Redwood Trust on Tuesday filed notice with the Securities and Exchange Commission, signaling its intention to sell a $292 million mortgage-backed security backed by jumbo mortgages.
The deal marks Redwood's second jumbo MBS deal within 10 months. The publicly traded firm has been the only issuer of such product since financial markets imploded in the fall of 2008, though rumors have surfaced that a new, small private jumbo bond recently changed hands.
The REIT does not fund mortgages directly and instead must rely on correspondent loan purchases from jumbo originators, including depositories.
Its first jumbo deal — which was oversubscribed — was comprised mostly of loans originated by Citigroup. This time around it's unclear which lenders have been upstreaming product to the Mill Valley, Calif.-based firm.
The shelf registration was filed by the company's Redwood Residential Acquisition Corp. and is part of its Sequoia Mortgage Passthrough Certificates program (Series 2011-1).
Credit Suisse is the underwriter and lead manager on the deal with JPMorgan Securities and Jefferies & Co. acting as co-managers. Citibank is the deal's trustee while Wells Fargo Bank is the master servicer and the securities administrator.
The offering comprises five tranches of offered certificates worth $290 million and four parts that are not going to be offered.
The RMBS will be backed by 303 fully amortizing fixed rate mortgage loans (comprising around 57.32% of the mortgage pool) and hybrid mortgage loans (representing about 42.68% of the mortgage pool).
The hybrid mortgage loans generally offer interest at a fixed rate in the initial period of ten years from their origination and at an adjustable rate thereafter.
The mortgages also provide payments of interest at the related mortgage rate, but no payments of principal, for ten years after they were originated, according to the SEC filing.
All of the mortgages are backed by first liens on one-to two-family residential properties, condominiums, cooperative units, planned unit developments and townhouses.

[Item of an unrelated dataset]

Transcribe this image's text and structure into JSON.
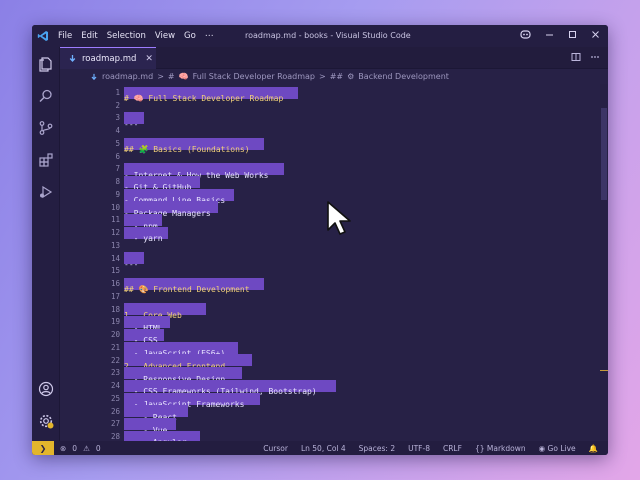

Redwood had hoped to issue a jumbo bond in the fourth quarter, but in the fall the company said in its 'Redwood Review' publication that the secondary market at the time was "constrained by headwinds" — in particular what it called the government's (Fannie Mae and Freddie Mac) "outsized role" in the mortgage market.
In the review, Redwood complained that the GSEs were snatching up 'conforming jumbos' (mortgages that are $417,000 to $725,750 in size) when instead these loans should be going to private sector buyers.
In the Spring of 2010 Redwood came to market with a $238 million jumbo MBS. At the time it was the first private label deal in 18 months.
Other players in the mortgage market are contemplating entering the jumbo MBS space, including Goldman Sachs.